# Choosing the range and grid density for regularization parameter in LASSO

I am studying LASSO (least absolute shrinkage and selection operator) at the meantime. I see that the optimal value for regularization parameter can be chosen by cross validation. I see also in ridge regression and many methods that apply regularization, we can use CV in order to find the optimal regularization parameter(saying penalty). Now my question is about initial values for upper and lower bound of parameter and how to determine the the length of the sequence.

To be specific, assume we have a LASSO problem $$LogLikelihood = (y-x\beta)'(y-x\beta) + \lambda \sum|\beta|_1$$ and we want to find the optimal value for penalty, $\lambda$. Then how can we choose a lower and upper bound for $\lambda \in [a=?,b=?]$? and how many splits in between these two values $\frac{(b-a)}{k=?}$?

This methodology is described in the glmnet paper Regularization Paths for Generalized Linear Models via Coordinate Descent. Although the methodology here is for the general case of both $L^1$ and $L^2$ regularization, it should apply to the LASSO (only $L^1$) as well.

The solution for the maximum $\lambda$ is given in section 2.5.

When $\tilde\beta = 0$, we see from (5) that $\tilde\beta_j$ will stay zero if $\frac{1}{N} | \langle x_j , y \rangle | < \lambda \alpha$. Hence $N \alpha \lambda_{max} = \max_l | \langle x_l , y \rangle |$

That is, we observe that the update rule for beta forces all parameter estimates to zero for $\lambda > \lambda_{max}$ as determined above.

The determination of $\lambda_{min}$ and the number of grid points seems less principled. In glmnet they set $\lambda_{min} = 0.001 * \lambda_{max}$, and then choose a grid of $100$ equally spaced points on the logarithmic scale.

This works well in practice, in my extensive use of glmnet I have never found this grid to be too coarse.

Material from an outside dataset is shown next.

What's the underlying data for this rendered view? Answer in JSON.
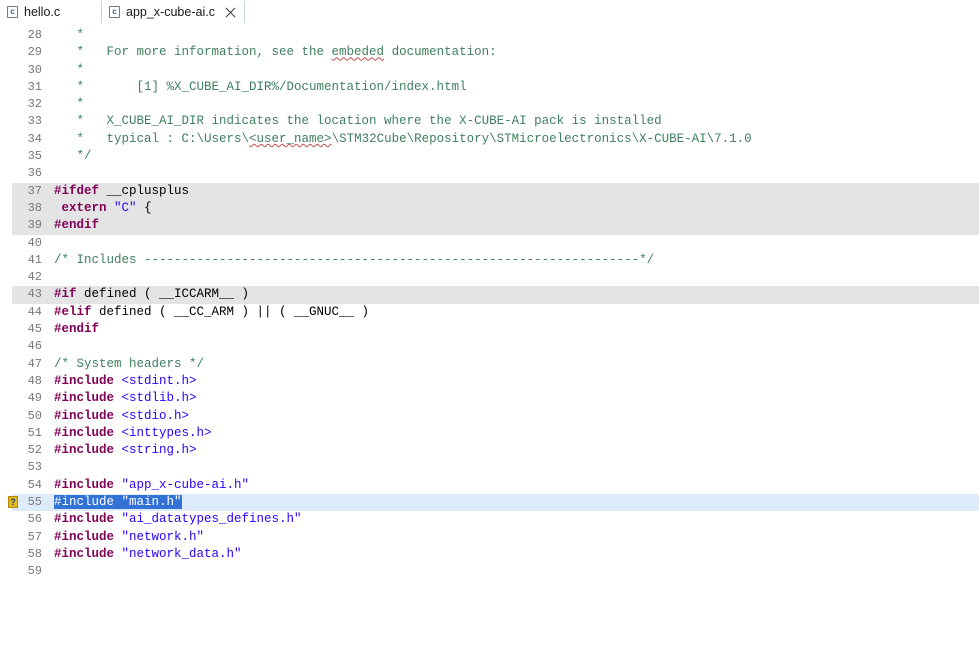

In the LASSO ($L^1$) only case things work better, as the LARS method provides a precise calculation for when the various predictors enter into the model. A true LARS does not do a grid search over $\lambda$, instead producing an exact expression for the solution paths for the coefficients. Here is a detailed look at the exact calculation of the coefficient paths in the two predictor case.

The case for non-linear models (i.e. logistic, poisson) is more difficult. At a high level, first a quadratic approximation to the loss function is obtained at the initial parameters $\beta = 0$, and then the calculation above is used to determine $\lambda_{max}$. A precise calculation of the parameter paths is not possible in these cases, even when only $L^1$ regularization is provided, so a grid search is the only option.

Sample weights also complicate the situation, the inner products must be replaced in appropriate places with weighted inner products.